[TASK INPUT Boundary: Start]
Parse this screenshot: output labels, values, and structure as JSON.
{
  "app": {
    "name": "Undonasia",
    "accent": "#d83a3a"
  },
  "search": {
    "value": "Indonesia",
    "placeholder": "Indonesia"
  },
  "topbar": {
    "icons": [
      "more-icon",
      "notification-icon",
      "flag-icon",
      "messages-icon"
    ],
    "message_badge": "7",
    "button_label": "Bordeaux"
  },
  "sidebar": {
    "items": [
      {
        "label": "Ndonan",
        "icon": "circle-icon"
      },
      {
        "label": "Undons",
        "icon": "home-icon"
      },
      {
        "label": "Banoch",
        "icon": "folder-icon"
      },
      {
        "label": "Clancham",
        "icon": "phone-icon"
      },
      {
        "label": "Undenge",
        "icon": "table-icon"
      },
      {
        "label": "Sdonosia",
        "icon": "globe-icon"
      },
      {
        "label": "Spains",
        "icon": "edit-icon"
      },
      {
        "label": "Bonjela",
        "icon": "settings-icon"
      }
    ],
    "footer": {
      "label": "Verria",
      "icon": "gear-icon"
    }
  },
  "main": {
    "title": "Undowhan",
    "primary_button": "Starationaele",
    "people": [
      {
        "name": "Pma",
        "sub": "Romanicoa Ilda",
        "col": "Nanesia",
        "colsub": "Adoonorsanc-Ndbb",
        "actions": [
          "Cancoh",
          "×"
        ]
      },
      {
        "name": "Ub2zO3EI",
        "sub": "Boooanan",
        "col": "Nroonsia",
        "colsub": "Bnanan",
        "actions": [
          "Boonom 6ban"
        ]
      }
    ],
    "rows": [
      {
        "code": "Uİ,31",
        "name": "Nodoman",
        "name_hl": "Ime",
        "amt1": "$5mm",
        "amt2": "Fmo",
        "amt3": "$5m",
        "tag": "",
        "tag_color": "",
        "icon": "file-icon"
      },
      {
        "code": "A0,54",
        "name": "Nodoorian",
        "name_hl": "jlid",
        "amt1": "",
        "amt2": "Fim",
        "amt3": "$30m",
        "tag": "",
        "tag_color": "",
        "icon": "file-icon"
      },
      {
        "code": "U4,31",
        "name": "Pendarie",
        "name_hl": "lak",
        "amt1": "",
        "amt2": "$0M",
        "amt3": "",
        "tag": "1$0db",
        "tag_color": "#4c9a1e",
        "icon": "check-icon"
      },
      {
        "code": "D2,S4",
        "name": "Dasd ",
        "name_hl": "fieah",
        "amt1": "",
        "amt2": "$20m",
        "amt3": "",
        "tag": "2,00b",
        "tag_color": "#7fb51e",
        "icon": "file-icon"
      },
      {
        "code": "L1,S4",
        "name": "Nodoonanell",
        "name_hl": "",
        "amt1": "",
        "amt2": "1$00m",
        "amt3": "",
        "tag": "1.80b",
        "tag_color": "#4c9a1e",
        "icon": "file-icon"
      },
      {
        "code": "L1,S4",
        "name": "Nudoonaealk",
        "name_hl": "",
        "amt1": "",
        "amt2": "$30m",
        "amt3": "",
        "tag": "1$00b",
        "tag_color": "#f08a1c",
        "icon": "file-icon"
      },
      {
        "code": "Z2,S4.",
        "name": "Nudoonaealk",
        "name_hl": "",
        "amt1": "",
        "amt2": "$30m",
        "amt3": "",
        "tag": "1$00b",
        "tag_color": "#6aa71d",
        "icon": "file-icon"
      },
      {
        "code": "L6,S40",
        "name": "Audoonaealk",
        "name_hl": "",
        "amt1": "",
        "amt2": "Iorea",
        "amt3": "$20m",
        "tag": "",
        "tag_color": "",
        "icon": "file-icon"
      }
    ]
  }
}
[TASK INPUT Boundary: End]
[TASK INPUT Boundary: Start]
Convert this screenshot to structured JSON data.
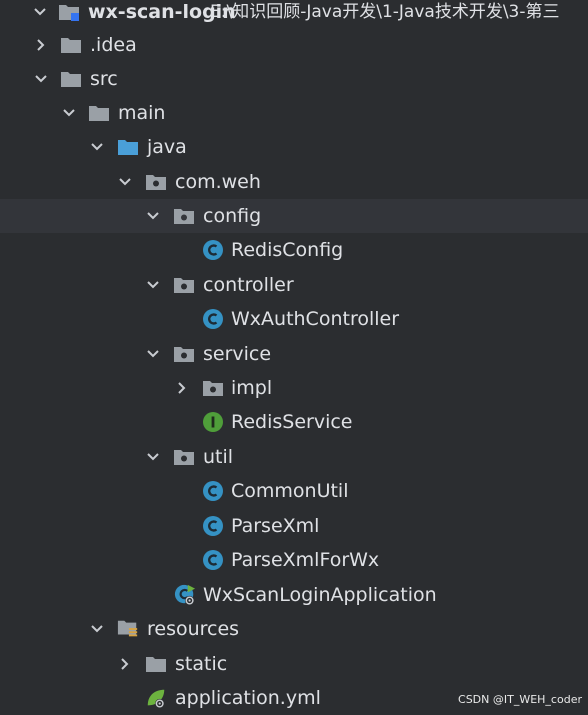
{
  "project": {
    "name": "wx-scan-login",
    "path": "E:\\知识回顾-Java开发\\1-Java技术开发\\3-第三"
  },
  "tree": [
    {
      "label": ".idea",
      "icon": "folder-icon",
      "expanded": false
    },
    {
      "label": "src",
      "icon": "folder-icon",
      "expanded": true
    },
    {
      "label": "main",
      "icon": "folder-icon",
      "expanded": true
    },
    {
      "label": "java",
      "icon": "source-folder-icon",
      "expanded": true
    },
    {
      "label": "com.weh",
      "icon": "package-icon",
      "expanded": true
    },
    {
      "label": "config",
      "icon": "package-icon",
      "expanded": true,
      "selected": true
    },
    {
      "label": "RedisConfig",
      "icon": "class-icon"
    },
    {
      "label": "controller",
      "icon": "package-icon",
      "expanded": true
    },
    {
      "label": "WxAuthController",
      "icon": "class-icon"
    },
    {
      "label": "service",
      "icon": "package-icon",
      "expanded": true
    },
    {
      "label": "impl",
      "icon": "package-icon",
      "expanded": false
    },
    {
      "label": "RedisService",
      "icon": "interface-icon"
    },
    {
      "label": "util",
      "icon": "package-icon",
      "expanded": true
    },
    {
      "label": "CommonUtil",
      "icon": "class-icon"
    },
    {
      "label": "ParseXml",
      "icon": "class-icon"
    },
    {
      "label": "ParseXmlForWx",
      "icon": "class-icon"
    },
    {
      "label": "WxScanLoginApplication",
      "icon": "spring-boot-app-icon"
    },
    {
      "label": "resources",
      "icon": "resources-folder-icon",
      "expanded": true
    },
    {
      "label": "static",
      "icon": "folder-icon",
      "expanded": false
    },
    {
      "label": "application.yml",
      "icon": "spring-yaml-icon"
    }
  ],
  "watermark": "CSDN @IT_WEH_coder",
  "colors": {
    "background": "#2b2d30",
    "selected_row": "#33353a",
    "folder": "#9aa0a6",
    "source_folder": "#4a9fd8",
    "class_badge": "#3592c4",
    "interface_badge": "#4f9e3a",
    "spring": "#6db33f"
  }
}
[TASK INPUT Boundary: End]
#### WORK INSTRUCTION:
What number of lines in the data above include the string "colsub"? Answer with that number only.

#### EXERCISE ANSWER:
2